Background: High levels of phobic anxiety have been associated with elevated risks of coronary heart disease (CHD) death and sudden cardiac death (SCD) among men. To the best of our knowledge, no studies have looked at this association among women. Anxiety may influence CHD mortality by increasing the risk of ventricular arrhythmia and SCD.
Methods and results: We prospectively examined the relationship between phobic anxiety, as measured by the Crown-Crisp index (CCI), and CHD among women participating in the Nurses' Health Study. Among 72,359 women with no history of cardiovascular disease or cancer in 1988, 97 SCDs, 267 CHD deaths, and 930 nonfatal myocardial infarctions (MI) were documented over 12 years of follow-up. A higher score on the CCI was associated with an increased risk of SCD and fatal CHD but not of nonfatal MI in age-adjusted (P, trend < or =0.008) and in multivariable models excluding possible biological intermediaries (P, trend < or =0.03). Multivariable adjustment appeared to attenuate the relations; women who scored 4 or greater on the CCI were at a 1.59-fold (95% CI, 0.97 to 2.60) marginally increased risk of SCD and a 1.31-fold (95% CI, 0.97 to 1.75) marginally increased risk of fatal CHD compared with those who scored 0 or 1. After control for possible intermediaries (hypertension, diabetes, and elevated cholesterol), a trend toward an increased risk persisted for SCD (P=0.06).

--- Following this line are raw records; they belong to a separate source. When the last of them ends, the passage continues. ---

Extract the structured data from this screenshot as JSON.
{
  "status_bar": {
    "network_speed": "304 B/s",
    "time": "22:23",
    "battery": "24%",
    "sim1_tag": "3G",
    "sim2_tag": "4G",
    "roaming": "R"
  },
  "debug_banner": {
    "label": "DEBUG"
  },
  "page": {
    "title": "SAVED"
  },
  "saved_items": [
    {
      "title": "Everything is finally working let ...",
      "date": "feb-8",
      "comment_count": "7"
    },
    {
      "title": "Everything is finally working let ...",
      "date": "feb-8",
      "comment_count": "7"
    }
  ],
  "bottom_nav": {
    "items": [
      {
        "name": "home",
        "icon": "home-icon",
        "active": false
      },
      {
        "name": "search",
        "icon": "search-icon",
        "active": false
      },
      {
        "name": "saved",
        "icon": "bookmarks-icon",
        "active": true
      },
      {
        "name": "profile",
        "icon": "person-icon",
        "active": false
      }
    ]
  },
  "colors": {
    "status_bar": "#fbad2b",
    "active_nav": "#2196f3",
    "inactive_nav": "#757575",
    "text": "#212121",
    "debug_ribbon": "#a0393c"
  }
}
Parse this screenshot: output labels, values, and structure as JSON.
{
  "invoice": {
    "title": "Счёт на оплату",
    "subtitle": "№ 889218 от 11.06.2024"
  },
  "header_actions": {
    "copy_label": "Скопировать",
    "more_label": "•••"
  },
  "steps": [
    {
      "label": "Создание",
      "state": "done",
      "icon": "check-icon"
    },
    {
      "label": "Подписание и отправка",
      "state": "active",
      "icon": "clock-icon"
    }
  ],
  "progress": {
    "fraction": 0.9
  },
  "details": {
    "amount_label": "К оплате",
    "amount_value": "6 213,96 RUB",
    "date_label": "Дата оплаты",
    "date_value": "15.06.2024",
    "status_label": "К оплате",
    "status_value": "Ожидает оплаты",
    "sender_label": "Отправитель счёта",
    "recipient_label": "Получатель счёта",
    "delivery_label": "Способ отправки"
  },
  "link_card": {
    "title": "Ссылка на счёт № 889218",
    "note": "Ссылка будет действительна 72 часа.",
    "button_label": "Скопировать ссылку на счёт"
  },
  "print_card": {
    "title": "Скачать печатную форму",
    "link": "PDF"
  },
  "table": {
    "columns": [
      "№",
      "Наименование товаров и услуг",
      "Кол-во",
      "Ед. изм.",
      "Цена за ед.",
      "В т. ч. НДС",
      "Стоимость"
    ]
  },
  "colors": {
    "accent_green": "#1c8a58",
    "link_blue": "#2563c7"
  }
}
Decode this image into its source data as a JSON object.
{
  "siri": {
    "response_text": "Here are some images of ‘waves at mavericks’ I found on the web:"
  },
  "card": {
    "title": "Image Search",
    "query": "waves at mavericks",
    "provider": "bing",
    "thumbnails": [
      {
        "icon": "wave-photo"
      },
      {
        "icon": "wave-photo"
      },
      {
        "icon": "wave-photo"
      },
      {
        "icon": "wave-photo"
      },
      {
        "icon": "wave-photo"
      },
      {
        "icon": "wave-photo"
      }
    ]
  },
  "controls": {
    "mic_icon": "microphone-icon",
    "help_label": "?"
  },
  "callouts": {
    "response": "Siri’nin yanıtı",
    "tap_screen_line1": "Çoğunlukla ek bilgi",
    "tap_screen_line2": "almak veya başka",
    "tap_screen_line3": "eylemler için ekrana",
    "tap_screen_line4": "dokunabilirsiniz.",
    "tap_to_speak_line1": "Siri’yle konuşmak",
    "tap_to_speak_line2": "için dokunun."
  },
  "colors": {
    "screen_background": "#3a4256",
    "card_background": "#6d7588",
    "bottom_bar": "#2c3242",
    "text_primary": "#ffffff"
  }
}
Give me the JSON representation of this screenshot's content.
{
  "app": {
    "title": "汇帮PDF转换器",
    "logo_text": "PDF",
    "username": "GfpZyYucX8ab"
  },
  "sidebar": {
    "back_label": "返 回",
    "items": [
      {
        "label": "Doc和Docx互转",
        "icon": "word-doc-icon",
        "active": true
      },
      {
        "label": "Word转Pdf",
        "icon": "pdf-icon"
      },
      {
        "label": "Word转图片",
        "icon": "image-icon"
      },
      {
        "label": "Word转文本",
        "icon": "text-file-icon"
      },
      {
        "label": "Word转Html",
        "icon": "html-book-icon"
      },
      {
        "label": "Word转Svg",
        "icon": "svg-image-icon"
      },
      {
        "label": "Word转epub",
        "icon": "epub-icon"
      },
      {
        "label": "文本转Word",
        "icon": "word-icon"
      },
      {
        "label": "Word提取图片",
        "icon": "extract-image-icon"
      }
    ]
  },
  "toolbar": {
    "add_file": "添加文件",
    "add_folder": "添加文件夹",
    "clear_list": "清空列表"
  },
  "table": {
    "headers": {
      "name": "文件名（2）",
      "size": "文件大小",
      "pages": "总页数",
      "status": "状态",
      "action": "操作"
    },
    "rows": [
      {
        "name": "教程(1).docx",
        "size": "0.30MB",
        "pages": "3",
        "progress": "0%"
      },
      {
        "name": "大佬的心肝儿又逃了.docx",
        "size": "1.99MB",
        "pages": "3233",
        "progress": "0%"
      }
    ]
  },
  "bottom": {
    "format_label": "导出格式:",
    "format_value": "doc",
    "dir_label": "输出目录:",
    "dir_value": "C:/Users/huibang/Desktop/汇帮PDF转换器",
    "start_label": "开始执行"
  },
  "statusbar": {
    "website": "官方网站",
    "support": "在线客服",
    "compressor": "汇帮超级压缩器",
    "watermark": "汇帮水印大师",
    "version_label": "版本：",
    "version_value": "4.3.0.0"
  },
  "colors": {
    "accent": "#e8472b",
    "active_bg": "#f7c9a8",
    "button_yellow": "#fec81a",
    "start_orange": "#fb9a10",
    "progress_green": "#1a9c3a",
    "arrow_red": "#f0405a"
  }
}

Conclusions: These prospective data suggest that high levels of phobic anxiety are associated with an increased risk of fatal CHD, particularly from SCD. Some but not all of this risk can be accounted for by CHD risk factors associated with phobic anxiety.